_Data for analysis_
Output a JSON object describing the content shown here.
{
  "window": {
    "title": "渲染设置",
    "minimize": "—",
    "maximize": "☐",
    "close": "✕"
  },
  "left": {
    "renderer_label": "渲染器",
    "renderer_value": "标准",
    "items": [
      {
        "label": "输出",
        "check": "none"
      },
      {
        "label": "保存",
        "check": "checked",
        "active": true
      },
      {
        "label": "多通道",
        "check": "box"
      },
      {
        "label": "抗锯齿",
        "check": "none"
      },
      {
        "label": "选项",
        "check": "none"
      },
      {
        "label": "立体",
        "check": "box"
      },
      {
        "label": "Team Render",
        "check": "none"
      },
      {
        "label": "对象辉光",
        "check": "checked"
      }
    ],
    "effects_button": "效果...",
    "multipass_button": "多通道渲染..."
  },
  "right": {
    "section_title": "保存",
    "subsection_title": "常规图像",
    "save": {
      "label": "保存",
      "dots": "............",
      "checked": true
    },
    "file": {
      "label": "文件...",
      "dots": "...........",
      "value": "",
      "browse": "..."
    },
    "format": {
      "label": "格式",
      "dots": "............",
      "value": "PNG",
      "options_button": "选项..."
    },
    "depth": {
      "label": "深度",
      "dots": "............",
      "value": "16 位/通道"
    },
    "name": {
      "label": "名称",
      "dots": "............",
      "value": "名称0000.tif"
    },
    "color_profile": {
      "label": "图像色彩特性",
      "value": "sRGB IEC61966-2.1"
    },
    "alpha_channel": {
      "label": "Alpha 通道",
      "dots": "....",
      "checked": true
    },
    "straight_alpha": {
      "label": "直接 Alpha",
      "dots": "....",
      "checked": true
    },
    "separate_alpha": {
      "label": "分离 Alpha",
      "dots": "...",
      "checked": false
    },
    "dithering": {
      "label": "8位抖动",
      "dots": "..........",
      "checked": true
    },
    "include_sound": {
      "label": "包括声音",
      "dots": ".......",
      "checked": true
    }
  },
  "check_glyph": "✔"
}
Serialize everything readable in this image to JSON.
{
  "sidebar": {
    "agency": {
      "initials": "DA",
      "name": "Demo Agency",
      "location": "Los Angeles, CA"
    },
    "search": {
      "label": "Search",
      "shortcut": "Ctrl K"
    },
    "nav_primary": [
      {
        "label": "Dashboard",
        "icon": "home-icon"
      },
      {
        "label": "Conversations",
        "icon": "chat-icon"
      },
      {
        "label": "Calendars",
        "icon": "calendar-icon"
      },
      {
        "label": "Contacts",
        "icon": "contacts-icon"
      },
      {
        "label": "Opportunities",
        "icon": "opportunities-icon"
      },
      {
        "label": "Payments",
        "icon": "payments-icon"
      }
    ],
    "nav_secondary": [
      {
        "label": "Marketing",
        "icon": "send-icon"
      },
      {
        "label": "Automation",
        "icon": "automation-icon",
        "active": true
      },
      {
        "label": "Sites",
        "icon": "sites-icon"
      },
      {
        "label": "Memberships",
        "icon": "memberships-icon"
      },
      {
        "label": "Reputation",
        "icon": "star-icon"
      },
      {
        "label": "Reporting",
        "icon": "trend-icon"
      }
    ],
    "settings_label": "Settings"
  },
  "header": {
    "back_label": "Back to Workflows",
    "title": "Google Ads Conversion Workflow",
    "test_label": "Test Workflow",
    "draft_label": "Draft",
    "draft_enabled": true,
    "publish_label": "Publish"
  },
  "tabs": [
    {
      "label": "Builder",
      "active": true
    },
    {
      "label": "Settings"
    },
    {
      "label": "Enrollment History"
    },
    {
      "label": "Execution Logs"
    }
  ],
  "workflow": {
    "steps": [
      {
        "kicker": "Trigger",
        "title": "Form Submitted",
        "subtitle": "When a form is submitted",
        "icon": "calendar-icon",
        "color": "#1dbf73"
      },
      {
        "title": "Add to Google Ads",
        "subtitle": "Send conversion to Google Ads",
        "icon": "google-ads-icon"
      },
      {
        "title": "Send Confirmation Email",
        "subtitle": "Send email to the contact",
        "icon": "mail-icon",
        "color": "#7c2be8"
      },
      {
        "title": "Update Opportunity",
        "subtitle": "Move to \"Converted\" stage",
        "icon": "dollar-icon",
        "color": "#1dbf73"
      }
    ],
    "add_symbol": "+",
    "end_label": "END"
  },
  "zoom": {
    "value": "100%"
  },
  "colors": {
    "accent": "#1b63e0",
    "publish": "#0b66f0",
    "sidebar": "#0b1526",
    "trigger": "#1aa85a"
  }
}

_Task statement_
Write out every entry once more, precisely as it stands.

_Reply_
Output a JSON object describing the content shown here.
{
  "window": {
    "title": "渲染设置",
    "minimize": "—",
    "maximize": "☐",
    "close": "✕"
  },
  "left": {
    "renderer_label": "渲染器",
    "renderer_value": "标准",
    "items": [
      {
        "label": "输出",
        "check": "none"
      },
      {
        "label": "保存",
        "check": "checked",
        "active": true
      },
      {
        "label": "多通道",
        "check": "box"
      },
      {
        "label": "抗锯齿",
        "check": "none"
      },
      {
        "label": "选项",
        "check": "none"
      },
      {
        "label": "立体",
        "check": "box"
      },
      {
        "label": "Team Render",
        "check": "none"
      },
      {
        "label": "对象辉光",
        "check": "checked"
      }
    ],
    "effects_button": "效果...",
    "multipass_button": "多通道渲染..."
  },
  "right": {
    "section_title": "保存",
    "subsection_title": "常规图像",
    "save": {
      "label": "保存",
      "dots": "............",
      "checked": true
    },
    "file": {
      "label": "文件...",
      "dots": "...........",
      "value": "",
      "browse": "..."
    },
    "format": {
      "label": "格式",
      "dots": "............",
      "value": "PNG",
      "options_button": "选项..."
    },
    "depth": {
      "label": "深度",
      "dots": "............",
      "value": "16 位/通道"
    },
    "name": {
      "label": "名称",
      "dots": "............",
      "value": "名称0000.tif"
    },
    "color_profile": {
      "label": "图像色彩特性",
      "value": "sRGB IEC61966-2.1"
    },
    "alpha_channel": {
      "label": "Alpha 通道",
      "dots": "....",
      "checked": true
    },
    "straight_alpha": {
      "label": "直接 Alpha",
      "dots": "....",
      "checked": true
    },
    "separate_alpha": {
      "label": "分离 Alpha",
      "dots": "...",
      "checked": false
    },
    "dithering": {
      "label": "8位抖动",
      "dots": "..........",
      "checked": true
    },
    "include_sound": {
      "label": "包括声音",
      "dots": ".......",
      "checked": true
    }
  },
  "check_glyph": "✔"
}
Serialize everything readable in this image to JSON.
{
  "sidebar": {
    "agency": {
      "initials": "DA",
      "name": "Demo Agency",
      "location": "Los Angeles, CA"
    },
    "search": {
      "label": "Search",
      "shortcut": "Ctrl K"
    },
    "nav_primary": [
      {
        "label": "Dashboard",
        "icon": "home-icon"
      },
      {
        "label": "Conversations",
        "icon": "chat-icon"
      },
      {
        "label": "Calendars",
        "icon": "calendar-icon"
      },
      {
        "label": "Contacts",
        "icon": "contacts-icon"
      },
      {
        "label": "Opportunities",
        "icon": "opportunities-icon"
      },
      {
        "label": "Payments",
        "icon": "payments-icon"
      }
    ],
    "nav_secondary": [
      {
        "label": "Marketing",
        "icon": "send-icon"
      },
      {
        "label": "Automation",
        "icon": "automation-icon",
        "active": true
      },
      {
        "label": "Sites",
        "icon": "sites-icon"
      },
      {
        "label": "Memberships",
        "icon": "memberships-icon"
      },
      {
        "label": "Reputation",
        "icon": "star-icon"
      },
      {
        "label": "Reporting",
        "icon": "trend-icon"
      }
    ],
    "settings_label": "Settings"
  },
  "header": {
    "back_label": "Back to Workflows",
    "title": "Google Ads Conversion Workflow",
    "test_label": "Test Workflow",
    "draft_label": "Draft",
    "draft_enabled": true,
    "publish_label": "Publish"
  },
  "tabs": [
    {
      "label": "Builder",
      "active": true
    },
    {
      "label": "Settings"
    },
    {
      "label": "Enrollment History"
    },
    {
      "label": "Execution Logs"
    }
  ],
  "workflow": {
    "steps": [
      {
        "kicker": "Trigger",
        "title": "Form Submitted",
        "subtitle": "When a form is submitted",
        "icon": "calendar-icon",
        "color": "#1dbf73"
      },
      {
        "title": "Add to Google Ads",
        "subtitle": "Send conversion to Google Ads",
        "icon": "google-ads-icon"
      },
      {
        "title": "Send Confirmation Email",
        "subtitle": "Send email to the contact",
        "icon": "mail-icon",
        "color": "#7c2be8"
      },
      {
        "title": "Update Opportunity",
        "subtitle": "Move to \"Converted\" stage",
        "icon": "dollar-icon",
        "color": "#1dbf73"
      }
    ],
    "add_symbol": "+",
    "end_label": "END"
  },
  "zoom": {
    "value": "100%"
  },
  "colors": {
    "accent": "#1b63e0",
    "publish": "#0b66f0",
    "sidebar": "#0b1526",
    "trigger": "#1aa85a"
  }
}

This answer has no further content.